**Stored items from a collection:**
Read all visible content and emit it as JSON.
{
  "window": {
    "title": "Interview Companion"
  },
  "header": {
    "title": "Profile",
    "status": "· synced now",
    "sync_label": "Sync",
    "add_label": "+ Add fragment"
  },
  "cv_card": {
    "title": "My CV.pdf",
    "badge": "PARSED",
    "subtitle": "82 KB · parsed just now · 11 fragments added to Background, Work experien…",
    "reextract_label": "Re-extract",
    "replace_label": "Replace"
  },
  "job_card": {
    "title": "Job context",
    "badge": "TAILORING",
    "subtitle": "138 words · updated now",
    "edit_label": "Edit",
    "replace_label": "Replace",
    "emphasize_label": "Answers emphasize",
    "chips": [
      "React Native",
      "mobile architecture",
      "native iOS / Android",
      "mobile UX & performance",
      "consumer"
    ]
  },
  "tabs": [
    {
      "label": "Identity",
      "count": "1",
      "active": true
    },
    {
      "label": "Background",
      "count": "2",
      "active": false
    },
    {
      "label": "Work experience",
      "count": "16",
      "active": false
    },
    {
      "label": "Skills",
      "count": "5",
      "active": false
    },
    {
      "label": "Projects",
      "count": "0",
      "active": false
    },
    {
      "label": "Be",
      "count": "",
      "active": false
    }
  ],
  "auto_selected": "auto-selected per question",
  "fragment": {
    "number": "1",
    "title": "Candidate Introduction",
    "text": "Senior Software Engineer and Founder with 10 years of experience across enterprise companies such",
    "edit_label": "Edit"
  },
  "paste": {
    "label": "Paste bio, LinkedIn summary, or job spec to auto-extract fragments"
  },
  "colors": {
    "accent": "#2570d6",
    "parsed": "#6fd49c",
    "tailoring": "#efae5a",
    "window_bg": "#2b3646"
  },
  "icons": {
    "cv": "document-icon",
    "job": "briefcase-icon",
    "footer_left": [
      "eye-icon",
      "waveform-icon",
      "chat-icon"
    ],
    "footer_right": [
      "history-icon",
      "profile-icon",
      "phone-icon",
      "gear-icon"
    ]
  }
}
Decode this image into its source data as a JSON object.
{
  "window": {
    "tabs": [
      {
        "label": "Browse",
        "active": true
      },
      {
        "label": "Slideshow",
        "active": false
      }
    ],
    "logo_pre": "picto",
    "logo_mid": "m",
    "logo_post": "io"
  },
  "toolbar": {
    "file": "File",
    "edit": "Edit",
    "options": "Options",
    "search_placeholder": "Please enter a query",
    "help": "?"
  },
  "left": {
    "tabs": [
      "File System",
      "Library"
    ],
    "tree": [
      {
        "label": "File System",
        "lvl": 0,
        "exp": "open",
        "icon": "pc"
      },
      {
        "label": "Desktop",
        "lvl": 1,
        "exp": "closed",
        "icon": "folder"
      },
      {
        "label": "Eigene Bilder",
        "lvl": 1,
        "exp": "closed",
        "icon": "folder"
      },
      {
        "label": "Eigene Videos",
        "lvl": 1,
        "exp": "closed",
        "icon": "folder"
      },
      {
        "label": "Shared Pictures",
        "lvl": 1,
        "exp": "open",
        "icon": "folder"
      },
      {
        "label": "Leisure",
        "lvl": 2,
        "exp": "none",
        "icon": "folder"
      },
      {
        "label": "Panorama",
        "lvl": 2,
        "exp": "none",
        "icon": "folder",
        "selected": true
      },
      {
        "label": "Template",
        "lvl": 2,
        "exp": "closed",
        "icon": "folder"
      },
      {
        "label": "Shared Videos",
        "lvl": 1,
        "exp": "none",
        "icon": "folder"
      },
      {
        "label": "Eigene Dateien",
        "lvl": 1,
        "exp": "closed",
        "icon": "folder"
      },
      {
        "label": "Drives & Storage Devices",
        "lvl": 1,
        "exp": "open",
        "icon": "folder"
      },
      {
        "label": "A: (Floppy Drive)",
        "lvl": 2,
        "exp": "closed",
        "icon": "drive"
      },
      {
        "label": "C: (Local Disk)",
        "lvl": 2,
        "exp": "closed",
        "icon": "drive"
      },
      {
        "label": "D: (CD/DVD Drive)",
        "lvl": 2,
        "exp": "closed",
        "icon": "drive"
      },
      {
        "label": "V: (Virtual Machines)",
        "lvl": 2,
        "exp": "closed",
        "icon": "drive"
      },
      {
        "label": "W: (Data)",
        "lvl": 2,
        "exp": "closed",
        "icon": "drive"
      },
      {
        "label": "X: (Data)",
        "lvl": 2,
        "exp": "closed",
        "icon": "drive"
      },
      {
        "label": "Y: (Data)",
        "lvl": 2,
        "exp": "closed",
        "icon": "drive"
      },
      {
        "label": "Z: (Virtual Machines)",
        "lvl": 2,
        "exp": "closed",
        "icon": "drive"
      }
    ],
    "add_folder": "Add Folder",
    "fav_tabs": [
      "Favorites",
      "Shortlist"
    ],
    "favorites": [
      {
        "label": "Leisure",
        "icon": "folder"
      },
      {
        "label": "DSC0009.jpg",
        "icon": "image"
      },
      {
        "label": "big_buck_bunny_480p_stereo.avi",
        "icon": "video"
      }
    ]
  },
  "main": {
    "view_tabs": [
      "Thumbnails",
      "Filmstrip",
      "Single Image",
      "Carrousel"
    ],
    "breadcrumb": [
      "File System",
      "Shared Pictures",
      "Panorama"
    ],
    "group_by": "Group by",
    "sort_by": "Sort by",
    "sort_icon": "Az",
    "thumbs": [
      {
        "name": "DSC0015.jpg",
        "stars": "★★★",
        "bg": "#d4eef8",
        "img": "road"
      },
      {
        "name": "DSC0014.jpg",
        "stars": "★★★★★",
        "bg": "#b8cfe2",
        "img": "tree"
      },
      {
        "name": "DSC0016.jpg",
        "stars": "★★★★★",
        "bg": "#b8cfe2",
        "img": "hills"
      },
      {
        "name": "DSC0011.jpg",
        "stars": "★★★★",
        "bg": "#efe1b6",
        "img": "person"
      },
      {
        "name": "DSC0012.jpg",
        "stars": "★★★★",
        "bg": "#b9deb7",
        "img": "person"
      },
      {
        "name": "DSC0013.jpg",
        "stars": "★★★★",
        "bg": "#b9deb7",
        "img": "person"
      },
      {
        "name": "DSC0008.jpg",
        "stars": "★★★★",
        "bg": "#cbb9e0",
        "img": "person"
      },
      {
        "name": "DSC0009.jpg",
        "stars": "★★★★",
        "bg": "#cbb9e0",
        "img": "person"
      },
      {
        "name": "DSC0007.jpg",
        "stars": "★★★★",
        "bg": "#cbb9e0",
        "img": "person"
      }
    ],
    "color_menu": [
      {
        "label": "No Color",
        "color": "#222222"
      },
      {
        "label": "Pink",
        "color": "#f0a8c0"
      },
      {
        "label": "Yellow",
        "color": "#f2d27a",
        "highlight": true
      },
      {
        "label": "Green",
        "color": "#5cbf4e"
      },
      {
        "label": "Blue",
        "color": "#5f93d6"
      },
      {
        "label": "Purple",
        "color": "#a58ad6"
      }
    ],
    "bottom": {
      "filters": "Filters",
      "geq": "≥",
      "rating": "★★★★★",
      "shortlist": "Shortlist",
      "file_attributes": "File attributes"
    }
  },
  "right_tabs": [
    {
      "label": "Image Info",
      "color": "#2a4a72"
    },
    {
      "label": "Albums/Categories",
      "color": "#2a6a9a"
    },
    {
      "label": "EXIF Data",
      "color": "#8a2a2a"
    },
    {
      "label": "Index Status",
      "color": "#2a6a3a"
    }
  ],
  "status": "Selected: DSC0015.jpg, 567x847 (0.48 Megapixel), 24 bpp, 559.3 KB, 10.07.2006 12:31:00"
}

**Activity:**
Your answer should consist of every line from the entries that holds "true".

**Task output:**
      "active": true
        "active": true
        "selected": true
        "highlight": true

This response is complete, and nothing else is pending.